Segment Start: Dataset entries

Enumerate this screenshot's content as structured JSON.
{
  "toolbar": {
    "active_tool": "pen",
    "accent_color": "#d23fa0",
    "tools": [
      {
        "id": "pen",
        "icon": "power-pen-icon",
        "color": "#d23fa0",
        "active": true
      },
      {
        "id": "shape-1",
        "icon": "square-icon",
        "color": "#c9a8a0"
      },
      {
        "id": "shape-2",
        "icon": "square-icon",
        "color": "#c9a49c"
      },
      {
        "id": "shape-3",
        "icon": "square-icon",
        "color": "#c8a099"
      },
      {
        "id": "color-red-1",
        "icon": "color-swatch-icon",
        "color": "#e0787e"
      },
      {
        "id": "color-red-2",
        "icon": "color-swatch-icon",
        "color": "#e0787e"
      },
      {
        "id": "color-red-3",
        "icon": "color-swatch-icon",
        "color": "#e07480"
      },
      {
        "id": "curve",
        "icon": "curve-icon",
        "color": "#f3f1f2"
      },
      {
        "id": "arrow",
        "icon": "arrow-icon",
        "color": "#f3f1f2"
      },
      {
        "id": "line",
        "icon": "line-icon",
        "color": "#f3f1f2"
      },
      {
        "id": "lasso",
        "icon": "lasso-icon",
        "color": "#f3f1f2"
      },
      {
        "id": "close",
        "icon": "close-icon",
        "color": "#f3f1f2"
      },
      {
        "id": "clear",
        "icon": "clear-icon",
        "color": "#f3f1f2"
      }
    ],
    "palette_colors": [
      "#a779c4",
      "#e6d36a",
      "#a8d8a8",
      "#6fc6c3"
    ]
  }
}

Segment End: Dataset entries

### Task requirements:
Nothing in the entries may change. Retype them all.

### Answer to this task:
Enumerate this screenshot's content as structured JSON.
{
  "toolbar": {
    "active_tool": "pen",
    "accent_color": "#d23fa0",
    "tools": [
      {
        "id": "pen",
        "icon": "power-pen-icon",
        "color": "#d23fa0",
        "active": true
      },
      {
        "id": "shape-1",
        "icon": "square-icon",
        "color": "#c9a8a0"
      },
      {
        "id": "shape-2",
        "icon": "square-icon",
        "color": "#c9a49c"
      },
      {
        "id": "shape-3",
        "icon": "square-icon",
        "color": "#c8a099"
      },
      {
        "id": "color-red-1",
        "icon": "color-swatch-icon",
        "color": "#e0787e"
      },
      {
        "id": "color-red-2",
        "icon": "color-swatch-icon",
        "color": "#e0787e"
      },
      {
        "id": "color-red-3",
        "icon": "color-swatch-icon",
        "color": "#e07480"
      },
      {
        "id": "curve",
        "icon": "curve-icon",
        "color": "#f3f1f2"
      },
      {
        "id": "arrow",
        "icon": "arrow-icon",
        "color": "#f3f1f2"
      },
      {
        "id": "line",
        "icon": "line-icon",
        "color": "#f3f1f2"
      },
      {
        "id": "lasso",
        "icon": "lasso-icon",
        "color": "#f3f1f2"
      },
      {
        "id": "close",
        "icon": "close-icon",
        "color": "#f3f1f2"
      },
      {
        "id": "clear",
        "icon": "clear-icon",
        "color": "#f3f1f2"
      }
    ],
    "palette_colors": [
      "#a779c4",
      "#e6d36a",
      "#a8d8a8",
      "#6fc6c3"
    ]
  }
}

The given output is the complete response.